(Component data from apps and pages)
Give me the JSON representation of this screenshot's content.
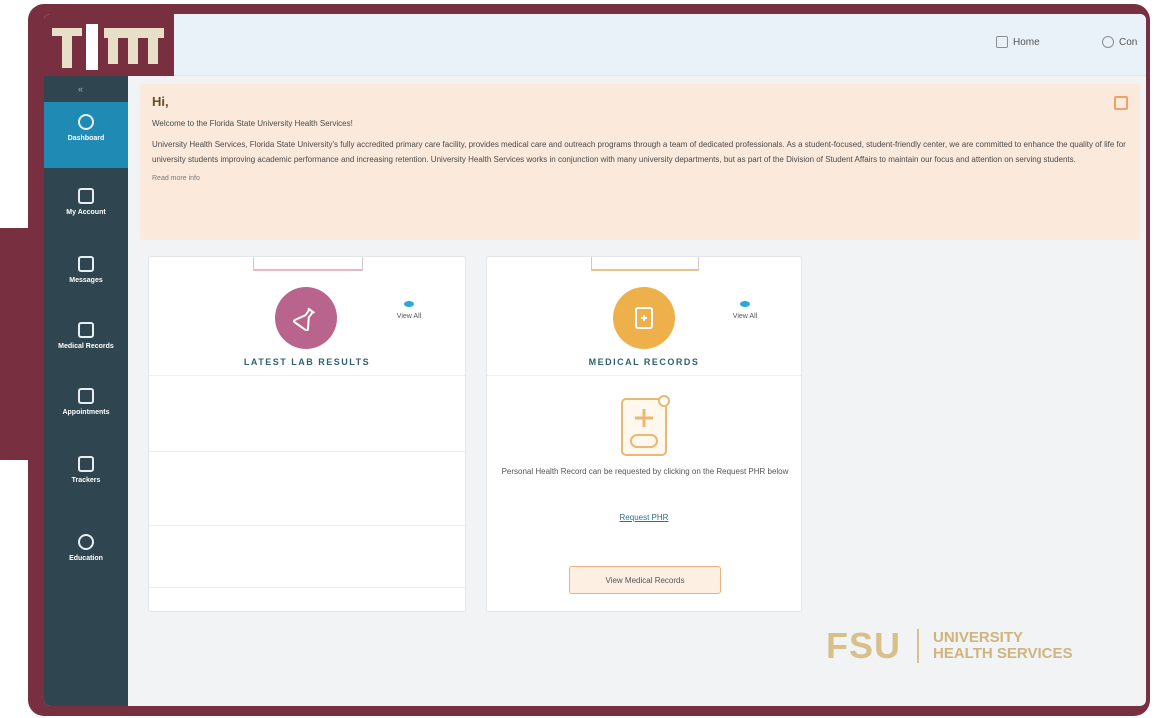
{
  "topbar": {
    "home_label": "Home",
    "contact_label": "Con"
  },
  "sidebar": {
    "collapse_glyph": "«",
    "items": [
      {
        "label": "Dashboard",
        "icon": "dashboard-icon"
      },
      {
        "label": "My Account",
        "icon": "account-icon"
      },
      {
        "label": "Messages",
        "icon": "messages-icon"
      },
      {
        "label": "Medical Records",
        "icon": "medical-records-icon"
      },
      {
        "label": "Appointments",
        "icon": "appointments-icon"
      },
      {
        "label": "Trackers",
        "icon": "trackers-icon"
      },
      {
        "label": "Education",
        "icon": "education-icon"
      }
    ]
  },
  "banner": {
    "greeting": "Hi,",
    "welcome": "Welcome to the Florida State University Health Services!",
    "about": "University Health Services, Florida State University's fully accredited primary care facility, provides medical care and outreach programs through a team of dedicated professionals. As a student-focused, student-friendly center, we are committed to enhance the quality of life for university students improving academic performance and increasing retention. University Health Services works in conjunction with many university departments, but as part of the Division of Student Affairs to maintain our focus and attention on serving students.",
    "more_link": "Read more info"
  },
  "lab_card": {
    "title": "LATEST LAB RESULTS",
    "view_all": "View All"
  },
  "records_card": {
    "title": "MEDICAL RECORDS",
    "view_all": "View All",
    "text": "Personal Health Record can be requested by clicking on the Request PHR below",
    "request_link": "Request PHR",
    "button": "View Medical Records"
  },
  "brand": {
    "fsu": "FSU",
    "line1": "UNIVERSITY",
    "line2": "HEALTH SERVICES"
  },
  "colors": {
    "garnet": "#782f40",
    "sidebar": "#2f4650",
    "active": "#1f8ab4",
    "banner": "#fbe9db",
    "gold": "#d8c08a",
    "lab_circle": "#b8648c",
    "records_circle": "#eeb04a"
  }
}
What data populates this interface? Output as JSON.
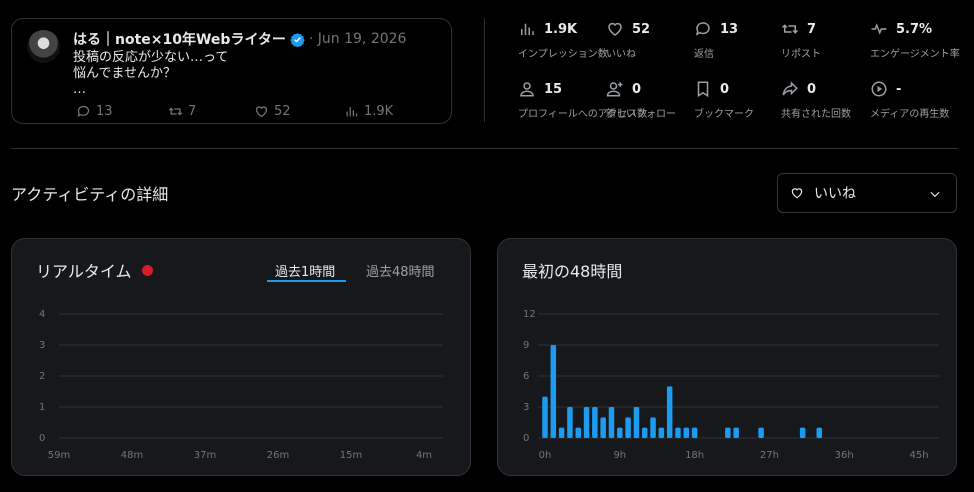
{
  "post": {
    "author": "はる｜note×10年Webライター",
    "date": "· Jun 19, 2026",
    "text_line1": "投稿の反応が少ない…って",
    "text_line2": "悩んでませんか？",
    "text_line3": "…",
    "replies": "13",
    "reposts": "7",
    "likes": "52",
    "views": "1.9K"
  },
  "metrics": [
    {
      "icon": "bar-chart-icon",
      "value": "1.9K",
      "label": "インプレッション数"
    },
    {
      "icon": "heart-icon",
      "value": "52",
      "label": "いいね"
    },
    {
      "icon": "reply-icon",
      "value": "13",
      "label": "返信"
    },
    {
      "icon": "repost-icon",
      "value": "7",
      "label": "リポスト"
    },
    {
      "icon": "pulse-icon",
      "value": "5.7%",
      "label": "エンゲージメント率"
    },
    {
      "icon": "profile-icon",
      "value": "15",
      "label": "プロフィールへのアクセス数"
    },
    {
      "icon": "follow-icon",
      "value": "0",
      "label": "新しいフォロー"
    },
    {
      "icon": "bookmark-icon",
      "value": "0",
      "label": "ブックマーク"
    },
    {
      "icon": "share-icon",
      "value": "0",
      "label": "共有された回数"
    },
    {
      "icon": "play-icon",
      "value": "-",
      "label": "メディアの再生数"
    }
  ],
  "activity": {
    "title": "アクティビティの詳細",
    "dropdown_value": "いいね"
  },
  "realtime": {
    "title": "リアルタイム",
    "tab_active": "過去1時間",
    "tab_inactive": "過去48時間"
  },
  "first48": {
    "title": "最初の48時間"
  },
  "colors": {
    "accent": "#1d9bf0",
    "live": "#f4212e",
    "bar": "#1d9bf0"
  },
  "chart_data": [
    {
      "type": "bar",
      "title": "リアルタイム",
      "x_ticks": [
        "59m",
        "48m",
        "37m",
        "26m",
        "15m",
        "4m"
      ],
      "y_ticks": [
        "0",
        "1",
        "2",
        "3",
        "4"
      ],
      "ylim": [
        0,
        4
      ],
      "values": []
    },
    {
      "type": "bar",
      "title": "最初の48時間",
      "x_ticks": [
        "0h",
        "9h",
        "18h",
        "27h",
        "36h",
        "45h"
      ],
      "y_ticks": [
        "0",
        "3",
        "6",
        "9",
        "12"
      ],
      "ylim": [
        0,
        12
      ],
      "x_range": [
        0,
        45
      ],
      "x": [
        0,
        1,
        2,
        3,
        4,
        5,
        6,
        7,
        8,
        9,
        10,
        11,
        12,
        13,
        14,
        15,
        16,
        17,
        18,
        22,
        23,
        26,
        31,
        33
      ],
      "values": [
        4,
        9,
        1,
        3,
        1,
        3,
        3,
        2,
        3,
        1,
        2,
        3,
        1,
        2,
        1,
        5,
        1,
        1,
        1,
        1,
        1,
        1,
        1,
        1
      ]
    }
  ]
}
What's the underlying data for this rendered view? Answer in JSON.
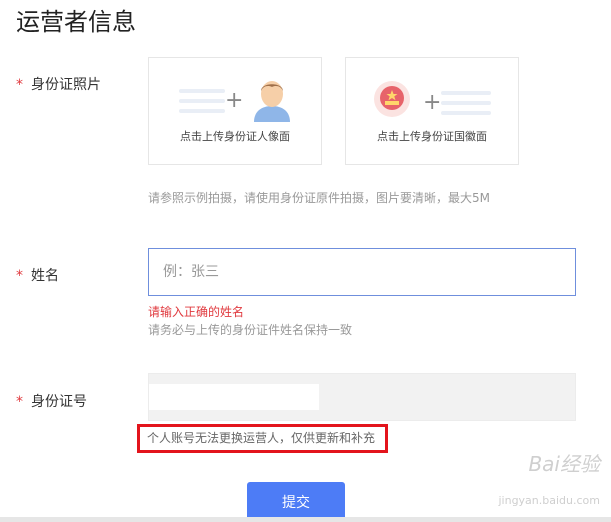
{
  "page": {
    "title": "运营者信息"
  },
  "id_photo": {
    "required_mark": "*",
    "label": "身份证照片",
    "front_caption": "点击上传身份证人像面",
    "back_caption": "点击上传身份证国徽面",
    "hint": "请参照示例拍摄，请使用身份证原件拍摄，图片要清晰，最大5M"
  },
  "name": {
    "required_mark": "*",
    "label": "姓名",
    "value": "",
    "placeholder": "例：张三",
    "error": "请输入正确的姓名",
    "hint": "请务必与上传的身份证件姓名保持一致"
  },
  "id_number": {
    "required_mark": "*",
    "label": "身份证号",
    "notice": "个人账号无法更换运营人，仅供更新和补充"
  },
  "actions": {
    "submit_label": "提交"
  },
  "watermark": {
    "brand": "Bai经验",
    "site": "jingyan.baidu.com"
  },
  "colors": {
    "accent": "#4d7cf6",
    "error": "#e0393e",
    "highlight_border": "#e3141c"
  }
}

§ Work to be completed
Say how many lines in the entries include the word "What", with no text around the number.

§ Task solution
2